According to The Washington Post, the Russian government is now confirming that negotiations for a possible prisoner swap are happening. Talks were first authorized by President Joe Biden and Russian President Vladimir Putin in April when they met in Geneva.
“Instructions were given to authorized structures to carry out negotiations,” said Russian Foreign Ministry spokesman Ivan Nechayev. “They are being conducted by competent authorities,”
As we previously reported at The Root, Secretary of State Antony Blinken confirmed that the United States made a “substantial offer” to exchange the two-time Olympic gold medalist and Paul Whelan, a former U.S. Marine who has been detained since 2018 on alleged spying charges, for Viktor Bout, a Russian arms dealer currently serving 25 years in federal prison.
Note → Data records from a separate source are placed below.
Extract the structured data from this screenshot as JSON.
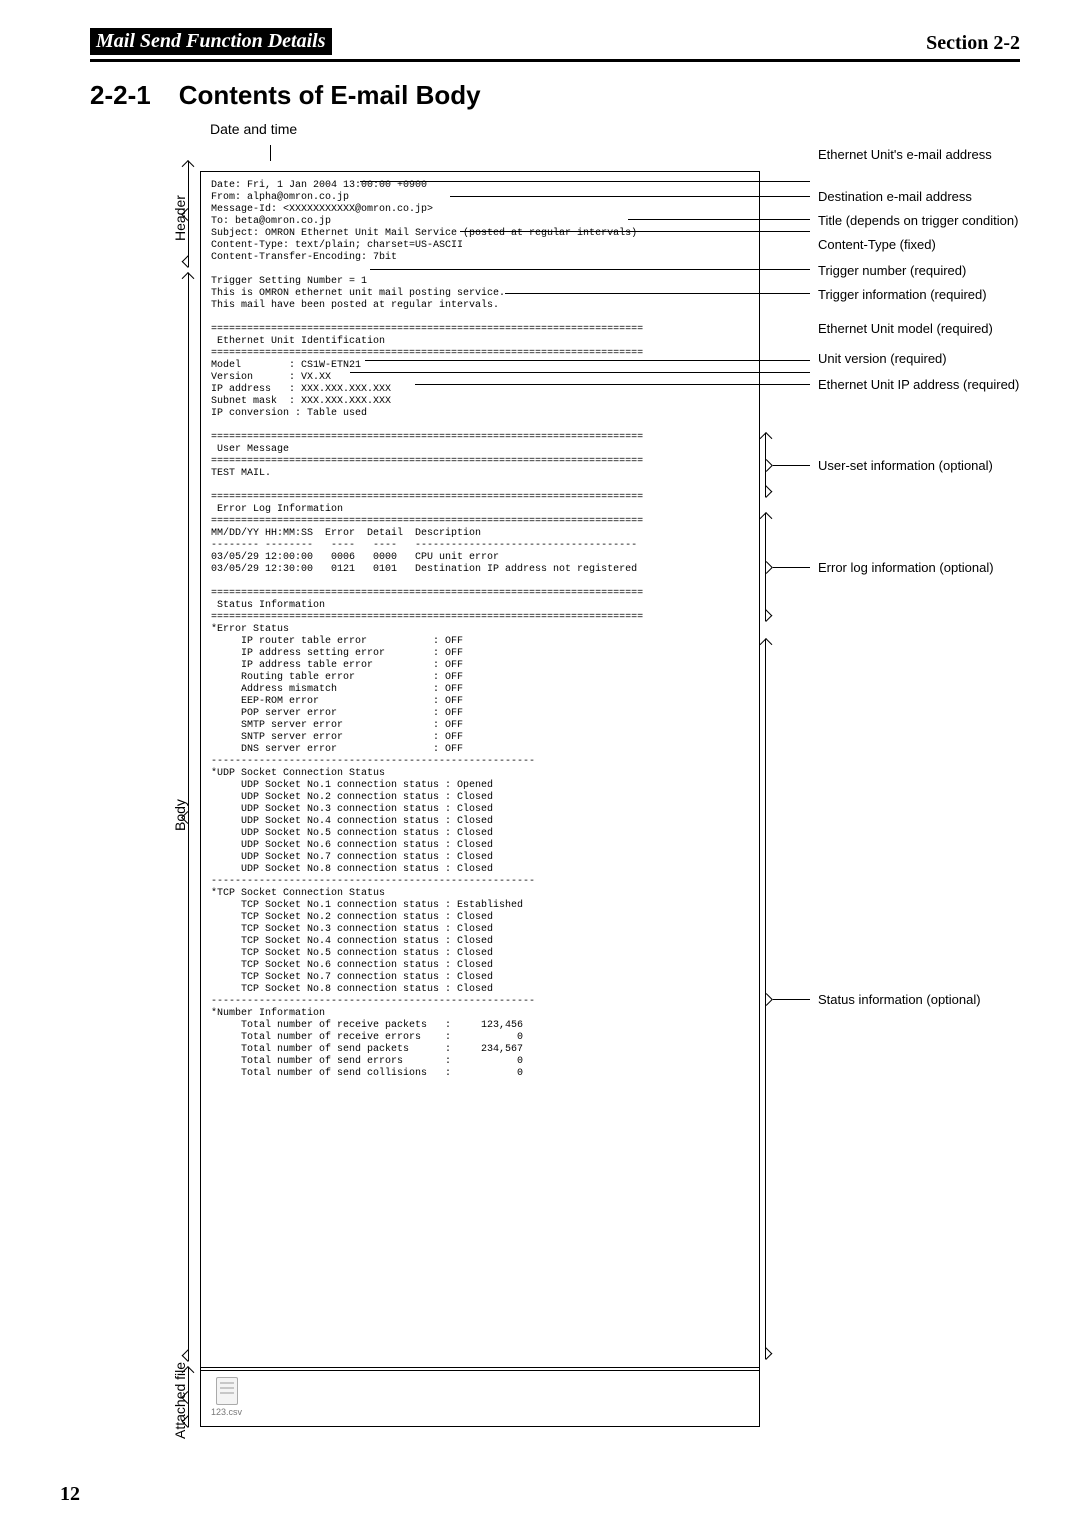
{
  "runningHead": {
    "left": "Mail Send Function Details",
    "right": "Section 2-2"
  },
  "heading": {
    "num": "2-2-1",
    "title": "Contents of E-mail Body"
  },
  "caption": "Date and time",
  "sideLabels": {
    "header": "Header",
    "body": "Body",
    "attached": "Attached file"
  },
  "attachFile": "123.csv",
  "email": "Date: Fri, 1 Jan 2004 13:00:00 +0900\nFrom: alpha@omron.co.jp\nMessage-Id: <XXXXXXXXXXX@omron.co.jp>\nTo: beta@omron.co.jp\nSubject: OMRON Ethernet Unit Mail Service (posted at regular intervals)\nContent-Type: text/plain; charset=US-ASCII\nContent-Transfer-Encoding: 7bit\n\nTrigger Setting Number = 1\nThis is OMRON ethernet unit mail posting service.\nThis mail have been posted at regular intervals.\n\n========================================================================\n Ethernet Unit Identification\n========================================================================\nModel        : CS1W-ETN21\nVersion      : VX.XX\nIP address   : XXX.XXX.XXX.XXX\nSubnet mask  : XXX.XXX.XXX.XXX\nIP conversion : Table used\n\n========================================================================\n User Message\n========================================================================\nTEST MAIL.\n\n========================================================================\n Error Log Information\n========================================================================\nMM/DD/YY HH:MM:SS  Error  Detail  Description\n-------- --------   ----   ----   -------------------------------------\n03/05/29 12:00:00   0006   0000   CPU unit error\n03/05/29 12:30:00   0121   0101   Destination IP address not registered\n\n========================================================================\n Status Information\n========================================================================\n*Error Status\n     IP router table error           : OFF\n     IP address setting error        : OFF\n     IP address table error          : OFF\n     Routing table error             : OFF\n     Address mismatch                : OFF\n     EEP-ROM error                   : OFF\n     POP server error                : OFF\n     SMTP server error               : OFF\n     SNTP server error               : OFF\n     DNS server error                : OFF\n------------------------------------------------------\n*UDP Socket Connection Status\n     UDP Socket No.1 connection status : Opened\n     UDP Socket No.2 connection status : Closed\n     UDP Socket No.3 connection status : Closed\n     UDP Socket No.4 connection status : Closed\n     UDP Socket No.5 connection status : Closed\n     UDP Socket No.6 connection status : Closed\n     UDP Socket No.7 connection status : Closed\n     UDP Socket No.8 connection status : Closed\n------------------------------------------------------\n*TCP Socket Connection Status\n     TCP Socket No.1 connection status : Established\n     TCP Socket No.2 connection status : Closed\n     TCP Socket No.3 connection status : Closed\n     TCP Socket No.4 connection status : Closed\n     TCP Socket No.5 connection status : Closed\n     TCP Socket No.6 connection status : Closed\n     TCP Socket No.7 connection status : Closed\n     TCP Socket No.8 connection status : Closed\n------------------------------------------------------\n*Number Information\n     Total number of receive packets   :     123,456\n     Total number of receive errors    :           0\n     Total number of send packets      :     234,567\n     Total number of send errors       :           0\n     Total number of send collisions   :           0",
  "callouts": {
    "c1": "Ethernet Unit's e-mail address",
    "c2": "Destination e-mail address",
    "c3": "Title (depends on trigger condition)",
    "c4": "Content-Type (fixed)",
    "c5": "Trigger number (required)",
    "c6": "Trigger information (required)",
    "c7": "Ethernet Unit model (required)",
    "c8": "Unit version (required)",
    "c9": "Ethernet Unit IP address (required)",
    "c10": "User-set information (optional)",
    "c11": "Error log information (optional)",
    "c12": "Status information (optional)"
  },
  "pageNumber": "12"
}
With two countries engaged in public saber-rattling and posturing, it was beginning to feel like no one was actually concerned about bringing Brittney home. Confirmation of talks means things are at least moving in the right direction.
Former UN Ambassador Bill Richardson recently told This Week host George Stephanopoulos that he’s “optimistic” about a possible two-for-two deal that would bring Griner and Whelan home.
“I think she’s going to be freed,” Richardson said. “I think she has the right strategy of contrition, a good legal team. There’s going to be a prisoner swap, though. And I think it will be two-for-two involving Paul Whelan. We can’t forget him. He’s an American Marine wrongfully detained, too.”
It’s important to note that when a deal does happen we won’t hear about it until the Phoenix Mercury center is on her way home or already on American soil. Despite how unexpectedly public these negotiations have been, it’s rare for us to find out when a deal has actually been made.